As everybody else I believe the housing sector is key to this. If the housing sector is indeed stabilizing and the problems are isolated or 'contained' to certain areas (California, Florida), then maybe we have a chance for a shorter lived recession. That's why the Fed took drastic measurements over the last few weeks. Much of the rest of the country actually is doing fine, e.g. the area where I'm living (mid atlantic east coast); we do have a slowdown in hiring and housing, but home prices haven't declined, and I doubt they will. Exceptions are the coastal properties, which declined about 20 - 30% (after increasing 150 % over the last 5 years), but now are stabilizing. I extensively traveled to SoCal and have many friend there. Some areas are brutal, and I believe we haven't seen much of the walkouts in those areas yet. It will hit in about 9 month as the foreclosures work through the system. However with the financial sector stabilizing, and the rate cuts working through the systems (lowering cost of lending and mortgages), and much strength in the rest of the country I start to believe that this could be digested. That’s why I am cautiously optimistic. Of course I won’t be doing anything stupid and try to let the market guide me. We’ll see where she leads us.
I, of course, hope you are right. I guess what keeps me skeptical is that hardest hit states in terms of a bursting housing bubble, California ($1,727 billion), Arizona ($232 billion), Nevada ($117 Billion) and Florida ($713 billion), made up 21% of the US economy in 2006 (used the economy section of Wikipedia for each state to derive that number). It is hard for me to see how serious economic upheaval in those four states wont have some sort of spill-over effect on the remainder of the US economy.

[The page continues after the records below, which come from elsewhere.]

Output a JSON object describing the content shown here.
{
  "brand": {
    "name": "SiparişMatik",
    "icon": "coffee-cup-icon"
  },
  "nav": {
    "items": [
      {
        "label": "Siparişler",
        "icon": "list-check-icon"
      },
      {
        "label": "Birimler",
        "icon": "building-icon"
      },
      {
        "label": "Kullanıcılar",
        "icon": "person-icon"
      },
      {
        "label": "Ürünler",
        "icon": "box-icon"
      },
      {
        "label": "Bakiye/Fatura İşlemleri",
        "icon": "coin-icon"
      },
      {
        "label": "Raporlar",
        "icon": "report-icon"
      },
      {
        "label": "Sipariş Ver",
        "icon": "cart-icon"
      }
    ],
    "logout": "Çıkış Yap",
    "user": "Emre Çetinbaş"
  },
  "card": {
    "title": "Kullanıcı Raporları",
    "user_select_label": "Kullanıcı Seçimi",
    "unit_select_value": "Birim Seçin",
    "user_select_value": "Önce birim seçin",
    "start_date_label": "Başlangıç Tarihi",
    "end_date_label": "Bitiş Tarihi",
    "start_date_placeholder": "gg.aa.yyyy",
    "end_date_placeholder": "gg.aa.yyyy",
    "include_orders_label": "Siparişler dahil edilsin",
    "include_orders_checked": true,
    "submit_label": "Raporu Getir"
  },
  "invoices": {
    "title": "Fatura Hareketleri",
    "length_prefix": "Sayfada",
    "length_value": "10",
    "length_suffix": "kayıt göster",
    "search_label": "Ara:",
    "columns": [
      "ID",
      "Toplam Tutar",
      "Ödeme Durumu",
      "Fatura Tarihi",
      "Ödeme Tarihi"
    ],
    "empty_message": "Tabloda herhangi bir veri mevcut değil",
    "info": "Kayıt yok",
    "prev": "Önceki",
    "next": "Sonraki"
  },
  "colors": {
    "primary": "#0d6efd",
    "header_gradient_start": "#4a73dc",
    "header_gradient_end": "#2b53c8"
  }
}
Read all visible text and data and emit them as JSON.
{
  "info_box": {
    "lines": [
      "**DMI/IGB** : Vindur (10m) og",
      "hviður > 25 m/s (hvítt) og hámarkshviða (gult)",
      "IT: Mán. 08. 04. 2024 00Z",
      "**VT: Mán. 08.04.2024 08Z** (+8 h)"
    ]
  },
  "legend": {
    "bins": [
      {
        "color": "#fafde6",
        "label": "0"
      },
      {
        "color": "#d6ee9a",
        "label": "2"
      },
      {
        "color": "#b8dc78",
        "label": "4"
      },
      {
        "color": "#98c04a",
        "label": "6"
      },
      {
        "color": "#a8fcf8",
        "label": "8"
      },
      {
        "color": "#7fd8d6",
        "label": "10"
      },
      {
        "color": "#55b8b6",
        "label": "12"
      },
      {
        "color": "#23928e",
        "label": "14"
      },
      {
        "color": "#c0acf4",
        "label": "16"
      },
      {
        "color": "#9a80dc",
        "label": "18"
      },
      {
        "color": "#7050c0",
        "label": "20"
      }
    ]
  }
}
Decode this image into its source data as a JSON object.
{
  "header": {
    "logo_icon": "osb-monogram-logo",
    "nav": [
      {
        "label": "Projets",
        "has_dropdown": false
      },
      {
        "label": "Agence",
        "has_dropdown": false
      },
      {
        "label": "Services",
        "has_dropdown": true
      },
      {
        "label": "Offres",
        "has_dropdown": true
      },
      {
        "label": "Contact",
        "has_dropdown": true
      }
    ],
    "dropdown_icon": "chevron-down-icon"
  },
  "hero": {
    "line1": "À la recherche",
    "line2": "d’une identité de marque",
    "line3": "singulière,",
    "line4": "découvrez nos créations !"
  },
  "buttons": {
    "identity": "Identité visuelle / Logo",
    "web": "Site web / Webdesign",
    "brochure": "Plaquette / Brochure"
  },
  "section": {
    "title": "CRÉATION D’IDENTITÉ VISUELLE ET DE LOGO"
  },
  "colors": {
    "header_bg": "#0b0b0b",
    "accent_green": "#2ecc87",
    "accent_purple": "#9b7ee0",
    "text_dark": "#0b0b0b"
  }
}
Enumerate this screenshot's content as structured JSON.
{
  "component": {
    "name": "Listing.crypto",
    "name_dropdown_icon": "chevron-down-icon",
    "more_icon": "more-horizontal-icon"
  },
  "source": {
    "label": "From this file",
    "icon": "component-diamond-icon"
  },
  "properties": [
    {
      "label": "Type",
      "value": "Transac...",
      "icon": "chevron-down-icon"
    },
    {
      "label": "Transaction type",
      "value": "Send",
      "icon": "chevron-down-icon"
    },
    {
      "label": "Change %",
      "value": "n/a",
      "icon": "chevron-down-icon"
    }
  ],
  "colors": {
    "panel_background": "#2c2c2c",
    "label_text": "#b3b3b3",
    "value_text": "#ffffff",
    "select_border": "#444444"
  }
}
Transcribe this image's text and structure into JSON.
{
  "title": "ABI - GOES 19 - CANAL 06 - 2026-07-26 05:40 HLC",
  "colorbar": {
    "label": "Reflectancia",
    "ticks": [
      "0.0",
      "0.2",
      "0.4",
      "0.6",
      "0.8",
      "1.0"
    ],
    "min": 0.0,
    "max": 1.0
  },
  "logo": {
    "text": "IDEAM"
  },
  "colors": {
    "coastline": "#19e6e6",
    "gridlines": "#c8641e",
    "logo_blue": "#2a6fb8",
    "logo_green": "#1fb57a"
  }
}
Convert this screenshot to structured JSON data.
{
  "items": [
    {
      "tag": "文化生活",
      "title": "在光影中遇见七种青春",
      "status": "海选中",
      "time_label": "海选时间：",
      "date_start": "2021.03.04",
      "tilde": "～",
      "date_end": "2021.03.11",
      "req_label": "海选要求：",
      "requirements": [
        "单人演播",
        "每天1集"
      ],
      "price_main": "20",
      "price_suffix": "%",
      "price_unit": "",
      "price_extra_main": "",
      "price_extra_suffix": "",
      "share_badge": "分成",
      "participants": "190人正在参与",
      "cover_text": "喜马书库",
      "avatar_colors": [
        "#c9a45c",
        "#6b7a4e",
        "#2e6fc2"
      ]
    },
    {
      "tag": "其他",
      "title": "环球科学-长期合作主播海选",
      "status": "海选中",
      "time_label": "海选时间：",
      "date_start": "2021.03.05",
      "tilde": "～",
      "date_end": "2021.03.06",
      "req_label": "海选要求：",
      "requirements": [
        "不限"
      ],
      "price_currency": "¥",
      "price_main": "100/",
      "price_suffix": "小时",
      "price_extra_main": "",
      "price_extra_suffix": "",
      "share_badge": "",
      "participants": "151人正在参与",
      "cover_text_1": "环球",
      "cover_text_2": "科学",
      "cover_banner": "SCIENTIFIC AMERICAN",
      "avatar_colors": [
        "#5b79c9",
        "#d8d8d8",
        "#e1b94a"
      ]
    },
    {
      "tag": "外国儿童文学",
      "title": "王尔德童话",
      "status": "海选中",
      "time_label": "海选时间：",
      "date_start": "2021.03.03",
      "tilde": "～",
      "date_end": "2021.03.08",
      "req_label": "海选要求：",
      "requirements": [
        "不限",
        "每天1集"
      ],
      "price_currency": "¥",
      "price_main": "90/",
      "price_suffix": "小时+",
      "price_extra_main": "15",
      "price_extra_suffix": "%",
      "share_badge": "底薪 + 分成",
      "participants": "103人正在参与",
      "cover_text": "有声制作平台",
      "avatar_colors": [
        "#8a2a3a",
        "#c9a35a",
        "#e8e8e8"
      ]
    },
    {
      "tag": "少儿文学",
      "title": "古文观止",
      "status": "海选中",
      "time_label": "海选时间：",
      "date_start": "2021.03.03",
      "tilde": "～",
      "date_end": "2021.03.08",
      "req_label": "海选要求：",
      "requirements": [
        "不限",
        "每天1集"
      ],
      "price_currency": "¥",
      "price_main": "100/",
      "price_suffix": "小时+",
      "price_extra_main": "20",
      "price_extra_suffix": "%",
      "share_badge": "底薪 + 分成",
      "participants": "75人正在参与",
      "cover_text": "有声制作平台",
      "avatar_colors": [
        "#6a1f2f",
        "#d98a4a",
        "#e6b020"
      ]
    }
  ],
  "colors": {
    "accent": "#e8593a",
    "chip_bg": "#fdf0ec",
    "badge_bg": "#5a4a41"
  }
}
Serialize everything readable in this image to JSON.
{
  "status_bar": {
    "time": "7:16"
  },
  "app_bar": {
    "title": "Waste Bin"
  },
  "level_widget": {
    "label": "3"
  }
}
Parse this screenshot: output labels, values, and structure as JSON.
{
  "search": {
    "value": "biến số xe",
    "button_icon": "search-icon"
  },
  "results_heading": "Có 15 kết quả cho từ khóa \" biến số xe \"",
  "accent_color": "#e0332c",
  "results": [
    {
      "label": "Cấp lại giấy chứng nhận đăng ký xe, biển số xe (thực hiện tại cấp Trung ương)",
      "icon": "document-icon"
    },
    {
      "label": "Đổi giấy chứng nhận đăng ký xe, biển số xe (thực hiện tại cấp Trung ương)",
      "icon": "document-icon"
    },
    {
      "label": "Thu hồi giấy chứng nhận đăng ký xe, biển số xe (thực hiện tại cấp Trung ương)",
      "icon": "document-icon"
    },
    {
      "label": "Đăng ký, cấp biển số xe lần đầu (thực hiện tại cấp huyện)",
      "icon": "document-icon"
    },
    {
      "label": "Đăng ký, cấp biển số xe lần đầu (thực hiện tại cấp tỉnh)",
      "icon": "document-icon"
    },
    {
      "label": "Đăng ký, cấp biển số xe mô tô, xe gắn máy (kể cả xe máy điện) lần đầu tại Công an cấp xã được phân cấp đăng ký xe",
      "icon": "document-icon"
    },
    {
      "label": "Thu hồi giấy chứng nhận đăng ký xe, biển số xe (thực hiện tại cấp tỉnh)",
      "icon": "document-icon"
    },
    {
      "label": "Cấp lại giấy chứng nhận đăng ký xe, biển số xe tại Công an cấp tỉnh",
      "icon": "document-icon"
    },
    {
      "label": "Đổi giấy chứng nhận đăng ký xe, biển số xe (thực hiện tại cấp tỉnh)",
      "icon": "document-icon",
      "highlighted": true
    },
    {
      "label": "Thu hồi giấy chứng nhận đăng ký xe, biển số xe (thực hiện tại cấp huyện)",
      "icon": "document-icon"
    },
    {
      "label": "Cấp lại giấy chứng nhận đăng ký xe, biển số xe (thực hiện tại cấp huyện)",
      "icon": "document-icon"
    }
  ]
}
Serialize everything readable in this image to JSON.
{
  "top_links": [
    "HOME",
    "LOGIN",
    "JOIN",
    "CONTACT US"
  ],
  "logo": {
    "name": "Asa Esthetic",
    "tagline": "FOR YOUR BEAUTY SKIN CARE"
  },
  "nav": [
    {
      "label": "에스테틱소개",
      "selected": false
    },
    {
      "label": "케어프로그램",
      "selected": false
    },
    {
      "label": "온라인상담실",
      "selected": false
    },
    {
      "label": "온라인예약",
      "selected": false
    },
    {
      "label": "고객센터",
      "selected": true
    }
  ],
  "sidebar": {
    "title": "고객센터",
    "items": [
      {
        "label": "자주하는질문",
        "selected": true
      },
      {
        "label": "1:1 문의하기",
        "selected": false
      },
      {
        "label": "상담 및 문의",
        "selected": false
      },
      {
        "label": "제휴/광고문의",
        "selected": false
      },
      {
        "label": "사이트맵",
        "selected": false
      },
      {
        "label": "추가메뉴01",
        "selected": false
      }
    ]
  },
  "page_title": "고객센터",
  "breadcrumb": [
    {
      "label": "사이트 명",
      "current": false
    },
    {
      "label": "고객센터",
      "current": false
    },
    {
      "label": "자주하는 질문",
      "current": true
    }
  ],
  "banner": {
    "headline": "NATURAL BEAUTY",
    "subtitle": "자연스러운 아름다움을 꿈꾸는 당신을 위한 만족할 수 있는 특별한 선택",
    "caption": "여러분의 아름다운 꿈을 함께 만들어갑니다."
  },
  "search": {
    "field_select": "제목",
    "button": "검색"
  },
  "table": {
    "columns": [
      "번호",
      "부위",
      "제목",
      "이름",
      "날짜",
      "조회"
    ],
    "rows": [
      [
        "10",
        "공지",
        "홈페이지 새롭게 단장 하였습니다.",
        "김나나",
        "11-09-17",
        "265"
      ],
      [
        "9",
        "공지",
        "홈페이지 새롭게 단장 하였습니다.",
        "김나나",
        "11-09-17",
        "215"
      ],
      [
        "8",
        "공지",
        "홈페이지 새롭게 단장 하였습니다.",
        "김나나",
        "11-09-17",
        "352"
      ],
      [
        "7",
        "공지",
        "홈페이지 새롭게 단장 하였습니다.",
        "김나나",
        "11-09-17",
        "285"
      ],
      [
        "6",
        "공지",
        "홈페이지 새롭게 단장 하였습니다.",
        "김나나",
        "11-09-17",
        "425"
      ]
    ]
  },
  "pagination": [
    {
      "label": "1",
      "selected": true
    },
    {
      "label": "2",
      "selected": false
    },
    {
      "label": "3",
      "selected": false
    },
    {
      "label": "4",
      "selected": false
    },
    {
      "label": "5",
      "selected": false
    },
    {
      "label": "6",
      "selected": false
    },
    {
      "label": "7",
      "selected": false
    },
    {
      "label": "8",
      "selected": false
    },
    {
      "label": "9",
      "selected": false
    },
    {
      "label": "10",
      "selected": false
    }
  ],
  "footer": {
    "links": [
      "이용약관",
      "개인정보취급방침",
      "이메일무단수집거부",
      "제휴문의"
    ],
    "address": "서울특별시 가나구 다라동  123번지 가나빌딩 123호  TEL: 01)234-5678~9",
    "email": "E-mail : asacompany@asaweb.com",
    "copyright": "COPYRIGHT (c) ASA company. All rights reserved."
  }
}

Add to that the fact that mortgages are harder to come by today as lenders return to 20 year old lending practices and it suggests that we may be further away from a bottoming of the real estate market than we would like (I was reading this morning that several major mortgage insurers have black balled entire regions of the country, making it hard to get mortgage insurance and thus freezing out buyers that do not have 20% to put down on a home).
Again, I hope you are right but there are some huge macroeconomic factors to contend with right now.